*** RECORDS FOR THE EXERCISE Section Begins ***
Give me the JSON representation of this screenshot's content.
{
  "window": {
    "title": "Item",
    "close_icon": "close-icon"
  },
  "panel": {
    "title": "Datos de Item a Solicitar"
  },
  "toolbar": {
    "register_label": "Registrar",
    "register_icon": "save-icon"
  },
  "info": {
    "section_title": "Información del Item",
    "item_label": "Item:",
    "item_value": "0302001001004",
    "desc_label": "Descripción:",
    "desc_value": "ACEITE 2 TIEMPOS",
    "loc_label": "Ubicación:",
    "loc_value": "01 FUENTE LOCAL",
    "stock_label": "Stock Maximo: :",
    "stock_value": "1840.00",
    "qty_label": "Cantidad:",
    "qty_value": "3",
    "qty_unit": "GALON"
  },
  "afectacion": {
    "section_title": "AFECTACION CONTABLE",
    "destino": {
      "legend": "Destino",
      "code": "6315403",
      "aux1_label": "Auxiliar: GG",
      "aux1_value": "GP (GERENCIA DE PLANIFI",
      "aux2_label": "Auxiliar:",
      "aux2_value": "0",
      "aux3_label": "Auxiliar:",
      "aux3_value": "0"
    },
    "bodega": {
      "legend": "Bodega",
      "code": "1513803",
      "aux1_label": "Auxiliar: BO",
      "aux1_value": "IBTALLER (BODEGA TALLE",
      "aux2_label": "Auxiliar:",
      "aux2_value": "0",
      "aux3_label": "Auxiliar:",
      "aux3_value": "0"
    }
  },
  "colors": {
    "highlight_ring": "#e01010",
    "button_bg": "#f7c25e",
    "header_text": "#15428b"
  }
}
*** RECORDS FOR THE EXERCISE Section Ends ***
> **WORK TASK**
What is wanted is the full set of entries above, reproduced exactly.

> **OUTPUT FOR THIS EXERCISE**
Give me the JSON representation of this screenshot's content.
{
  "window": {
    "title": "Item",
    "close_icon": "close-icon"
  },
  "panel": {
    "title": "Datos de Item a Solicitar"
  },
  "toolbar": {
    "register_label": "Registrar",
    "register_icon": "save-icon"
  },
  "info": {
    "section_title": "Información del Item",
    "item_label": "Item:",
    "item_value": "0302001001004",
    "desc_label": "Descripción:",
    "desc_value": "ACEITE 2 TIEMPOS",
    "loc_label": "Ubicación:",
    "loc_value": "01 FUENTE LOCAL",
    "stock_label": "Stock Maximo: :",
    "stock_value": "1840.00",
    "qty_label": "Cantidad:",
    "qty_value": "3",
    "qty_unit": "GALON"
  },
  "afectacion": {
    "section_title": "AFECTACION CONTABLE",
    "destino": {
      "legend": "Destino",
      "code": "6315403",
      "aux1_label": "Auxiliar: GG",
      "aux1_value": "GP (GERENCIA DE PLANIFI",
      "aux2_label": "Auxiliar:",
      "aux2_value": "0",
      "aux3_label": "Auxiliar:",
      "aux3_value": "0"
    },
    "bodega": {
      "legend": "Bodega",
      "code": "1513803",
      "aux1_label": "Auxiliar: BO",
      "aux1_value": "IBTALLER (BODEGA TALLE",
      "aux2_label": "Auxiliar:",
      "aux2_value": "0",
      "aux3_label": "Auxiliar:",
      "aux3_value": "0"
    }
  },
  "colors": {
    "highlight_ring": "#e01010",
    "button_bg": "#f7c25e",
    "header_text": "#15428b"
  }
}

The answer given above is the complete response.